A recent picture of a still glamorous, youthful appearance of the “Band of Gold” symbol of African-American beauty aka Lena Horne (“Stormy Weather”), my biggest fan and dear friend, and Diane Carroll, a close friend of mine and heiress to Lena Horne’s crown as the first African-American beauty queen of television and movies. As you can see, my lifetime has been sandwiched between two of America's most famous and obviously talented theatrical artists of modern times.
“AN ARC IN THE ARTISTIC CULTURE OF AMERICA’S NEW EMERGING BUSINESS CLASS OF AFRICAN-AMERICAN CULTURE”
IS "GOOD TIMES" ON THE VERGE OF RETURNING TO OUR FUTURE IN AN EVOLVED FORM?
All of this presentation amounts to one empirical fact: the existence of only one race – the human race.
At the very least, empathetic memories of America's glorious past have recently been revived, wrapped in, perhaps, “Bands of Gold,” with the voice of Freda Payne, my Detroit hometown big-band lead-singer and cross-over historic figure, vocalist and the protegee of Motown’s genius core. She is also, perhaps, the icon of Black America's latest symbol of an African-American Princess of Success in the emerging era of entertainers and creators at Motown which included all human sentients – male and female – from every ethnic background of the newly discovered multiverse, as far as a modern telescope can see.
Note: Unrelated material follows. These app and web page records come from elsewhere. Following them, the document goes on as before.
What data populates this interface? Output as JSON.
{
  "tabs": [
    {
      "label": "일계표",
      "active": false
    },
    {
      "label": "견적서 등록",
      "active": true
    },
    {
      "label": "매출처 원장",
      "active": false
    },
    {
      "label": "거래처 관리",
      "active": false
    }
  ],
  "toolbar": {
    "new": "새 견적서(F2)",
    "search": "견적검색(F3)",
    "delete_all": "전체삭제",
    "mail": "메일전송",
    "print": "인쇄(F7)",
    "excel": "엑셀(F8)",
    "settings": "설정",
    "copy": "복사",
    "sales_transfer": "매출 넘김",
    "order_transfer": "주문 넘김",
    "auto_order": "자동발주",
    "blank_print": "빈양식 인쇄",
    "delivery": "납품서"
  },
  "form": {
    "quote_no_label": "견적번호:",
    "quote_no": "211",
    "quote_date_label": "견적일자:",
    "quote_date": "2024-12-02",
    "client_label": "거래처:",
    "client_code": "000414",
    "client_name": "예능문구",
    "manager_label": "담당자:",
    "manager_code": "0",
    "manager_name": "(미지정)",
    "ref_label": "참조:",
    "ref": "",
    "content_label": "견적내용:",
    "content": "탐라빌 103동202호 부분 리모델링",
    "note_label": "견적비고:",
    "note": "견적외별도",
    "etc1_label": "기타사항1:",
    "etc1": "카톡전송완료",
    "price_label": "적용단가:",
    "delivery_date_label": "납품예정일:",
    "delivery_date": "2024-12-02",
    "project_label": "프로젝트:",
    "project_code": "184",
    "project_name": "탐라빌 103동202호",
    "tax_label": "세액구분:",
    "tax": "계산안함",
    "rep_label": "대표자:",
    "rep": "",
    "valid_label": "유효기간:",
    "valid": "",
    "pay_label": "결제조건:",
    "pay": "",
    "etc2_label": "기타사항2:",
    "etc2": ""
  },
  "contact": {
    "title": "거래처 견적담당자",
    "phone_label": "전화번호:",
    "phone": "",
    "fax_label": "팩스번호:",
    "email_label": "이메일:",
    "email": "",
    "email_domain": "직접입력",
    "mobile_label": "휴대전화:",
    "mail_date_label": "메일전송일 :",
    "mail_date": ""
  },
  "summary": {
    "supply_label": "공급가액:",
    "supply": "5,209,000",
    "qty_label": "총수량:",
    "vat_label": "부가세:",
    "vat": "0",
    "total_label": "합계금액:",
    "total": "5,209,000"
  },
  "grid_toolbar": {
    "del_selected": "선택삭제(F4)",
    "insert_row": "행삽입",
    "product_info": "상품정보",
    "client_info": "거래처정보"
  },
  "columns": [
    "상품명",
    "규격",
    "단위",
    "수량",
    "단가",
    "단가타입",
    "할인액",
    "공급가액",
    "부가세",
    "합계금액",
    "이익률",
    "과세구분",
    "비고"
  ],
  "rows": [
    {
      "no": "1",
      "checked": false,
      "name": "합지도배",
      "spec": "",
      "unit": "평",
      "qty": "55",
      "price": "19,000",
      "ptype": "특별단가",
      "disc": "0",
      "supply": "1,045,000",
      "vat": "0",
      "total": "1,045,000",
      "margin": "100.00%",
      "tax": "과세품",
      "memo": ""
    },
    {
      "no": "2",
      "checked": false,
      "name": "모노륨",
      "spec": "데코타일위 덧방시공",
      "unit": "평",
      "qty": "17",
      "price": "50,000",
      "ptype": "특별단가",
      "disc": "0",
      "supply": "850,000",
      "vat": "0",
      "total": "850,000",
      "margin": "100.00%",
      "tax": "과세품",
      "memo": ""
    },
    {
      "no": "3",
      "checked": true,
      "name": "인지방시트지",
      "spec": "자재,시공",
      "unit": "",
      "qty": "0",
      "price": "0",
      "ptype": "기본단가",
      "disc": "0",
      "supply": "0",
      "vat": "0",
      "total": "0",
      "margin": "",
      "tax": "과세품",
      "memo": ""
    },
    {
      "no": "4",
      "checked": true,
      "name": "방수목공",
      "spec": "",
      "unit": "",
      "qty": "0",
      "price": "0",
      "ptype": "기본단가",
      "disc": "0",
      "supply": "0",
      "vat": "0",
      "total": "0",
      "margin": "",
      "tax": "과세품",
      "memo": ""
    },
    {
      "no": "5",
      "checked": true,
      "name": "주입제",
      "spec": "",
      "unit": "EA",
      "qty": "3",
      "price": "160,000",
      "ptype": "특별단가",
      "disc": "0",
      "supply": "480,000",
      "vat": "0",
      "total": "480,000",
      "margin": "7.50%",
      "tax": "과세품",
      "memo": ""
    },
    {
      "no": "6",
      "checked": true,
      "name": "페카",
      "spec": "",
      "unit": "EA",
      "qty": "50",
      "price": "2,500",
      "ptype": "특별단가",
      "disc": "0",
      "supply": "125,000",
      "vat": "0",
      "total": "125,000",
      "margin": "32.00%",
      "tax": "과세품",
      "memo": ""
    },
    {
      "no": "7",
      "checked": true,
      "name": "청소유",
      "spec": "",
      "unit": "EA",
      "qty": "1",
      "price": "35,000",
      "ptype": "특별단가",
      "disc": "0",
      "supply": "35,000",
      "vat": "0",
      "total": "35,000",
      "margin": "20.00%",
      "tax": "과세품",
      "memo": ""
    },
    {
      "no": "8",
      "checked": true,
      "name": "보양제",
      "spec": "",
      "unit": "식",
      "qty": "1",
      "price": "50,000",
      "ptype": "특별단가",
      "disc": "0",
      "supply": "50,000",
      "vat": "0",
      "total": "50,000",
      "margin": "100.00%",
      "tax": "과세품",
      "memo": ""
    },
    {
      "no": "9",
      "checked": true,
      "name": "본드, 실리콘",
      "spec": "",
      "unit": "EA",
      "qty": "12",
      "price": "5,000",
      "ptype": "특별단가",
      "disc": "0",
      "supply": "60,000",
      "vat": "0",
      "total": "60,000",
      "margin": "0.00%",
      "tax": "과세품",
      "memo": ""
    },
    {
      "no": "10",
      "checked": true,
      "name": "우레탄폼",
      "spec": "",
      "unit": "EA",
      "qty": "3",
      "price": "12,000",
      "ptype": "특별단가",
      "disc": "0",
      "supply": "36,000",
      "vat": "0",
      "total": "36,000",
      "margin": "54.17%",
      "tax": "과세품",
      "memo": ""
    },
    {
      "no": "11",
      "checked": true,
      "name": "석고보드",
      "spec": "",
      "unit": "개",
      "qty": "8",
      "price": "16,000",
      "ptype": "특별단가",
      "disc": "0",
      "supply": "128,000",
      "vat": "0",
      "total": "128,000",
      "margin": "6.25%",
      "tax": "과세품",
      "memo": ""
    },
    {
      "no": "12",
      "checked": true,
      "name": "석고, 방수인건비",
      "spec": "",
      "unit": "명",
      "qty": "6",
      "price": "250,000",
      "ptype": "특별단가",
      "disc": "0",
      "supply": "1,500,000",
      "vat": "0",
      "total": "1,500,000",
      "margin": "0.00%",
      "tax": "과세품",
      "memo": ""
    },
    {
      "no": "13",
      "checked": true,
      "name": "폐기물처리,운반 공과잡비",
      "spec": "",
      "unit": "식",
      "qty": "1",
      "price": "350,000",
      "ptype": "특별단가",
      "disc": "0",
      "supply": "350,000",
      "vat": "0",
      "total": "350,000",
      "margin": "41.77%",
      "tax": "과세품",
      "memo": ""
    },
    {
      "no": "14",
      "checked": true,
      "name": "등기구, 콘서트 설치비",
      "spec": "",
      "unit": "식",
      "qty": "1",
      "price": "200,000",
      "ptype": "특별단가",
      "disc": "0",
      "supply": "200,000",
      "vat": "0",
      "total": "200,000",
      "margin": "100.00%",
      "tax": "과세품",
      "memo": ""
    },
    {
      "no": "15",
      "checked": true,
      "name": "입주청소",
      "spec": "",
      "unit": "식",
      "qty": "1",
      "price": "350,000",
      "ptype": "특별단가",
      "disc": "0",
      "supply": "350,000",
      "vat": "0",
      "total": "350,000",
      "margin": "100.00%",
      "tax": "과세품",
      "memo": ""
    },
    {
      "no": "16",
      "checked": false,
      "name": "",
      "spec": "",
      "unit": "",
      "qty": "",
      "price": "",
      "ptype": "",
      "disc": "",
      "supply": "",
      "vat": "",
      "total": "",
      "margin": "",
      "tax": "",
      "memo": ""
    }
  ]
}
In 1969, Freda’s old friends back home in Detroit – Brian Holland, Lamont Dozier, and Edward Holland, Jr. – formerly Motown’s foremost genius music innovative team under the direction of an entrepreneurial genius and pioneer leader of Motown, Inc., Berry Gordy, before its Detroit success story pushed it into the limelight of the International Hall of Fame and Accumulated Fortune of African Americans.
Subsequently, Eddie Holland signed Freda Payne, and offered her a song entitled “Band of Gold,” and he, along with Brian Holland and Lamont Dozier, co-wrote (under the pen name, a pseudonym, Edythe Wayne) with Ronald Dunbar. In early 1970, “Band of Gold” became an instant pop hit reaching number three in the US and number one in the UK for six consecutive weeks.
BAND OF GOLD: A Memoir is the exciting story of singer and actress Freda Payne. While she is best known for her 1970 Number One hit, "Band of Gold,” and her 1971 Grammy-nominated album, “Contact,” her story is an inspiring adventure, lived alongside the "Who's Who" of the show business world, including Duke Ellington, Bob Hope, Frank Sinatra, Sammy Davis Jr., Pearl Bailey, Omar Sharif, Quincy Jones, Liza Minnelli, and Sarah Vaughn. Freda's compelling memoir is a celebration of a glamorous life well-lived.
A ROSY FORECAST FOR MY MODERN BLACK-AND-WHITE SUCCESS STORY TODAY ARE TIED TOGETHER AT THE HIP, LIKE IT OR NOT!
Ernie Barnes’ iconic painting, “The Sugar Shack,” which was depicted in the opening credits of the sitcom “Good Times” and on Marvin Gaye’s “I Want You” album, which recently sold for $15.2 million, according to USA Today.
On May 12, Christie’s auction house sold the painting for 76 times the estimated price, setting a new record for an artwork by Barnes. Initially, the painting was valued in the $150,000 to $200,000 price range. The auction house believed it could “smash through the estimates,” but their projections were only for $2 million or $3 million.
“The Sugar Shack” painting features Black men and women dancing and singing at a club with their eyes closed, which was a Barnes signature. The painting is arguably one of Barnes’ most renowned pieces of art from the era.
An accomplished artist and former professional football player, Barnes’ artwork was characterized by “elongated figures, usually in motion.” He was named Official Artist of the 1984 Summer Olympics and received the 1984 and 2004 Sport Artist of the Year Award, which was presented annually by the American Sport Art Museum and Archives. Additionally, he created many other paintings that were featured on “Good Times”; he also appeared in several episodes of the series. In 1990, Barnes was awarded an Honorary Doctor of Fine Arts by North Carolina Central University, his alma mater and in 1999 he received “The University Award,” the highest honor by The University of North Carolina Board of Governors.
The focus of this personal commentary is to stress my theory of what we are currently experiencing, commonly referred to as “God.” Therefore, I conclude that the so-called “races” are simply components of THE ALL.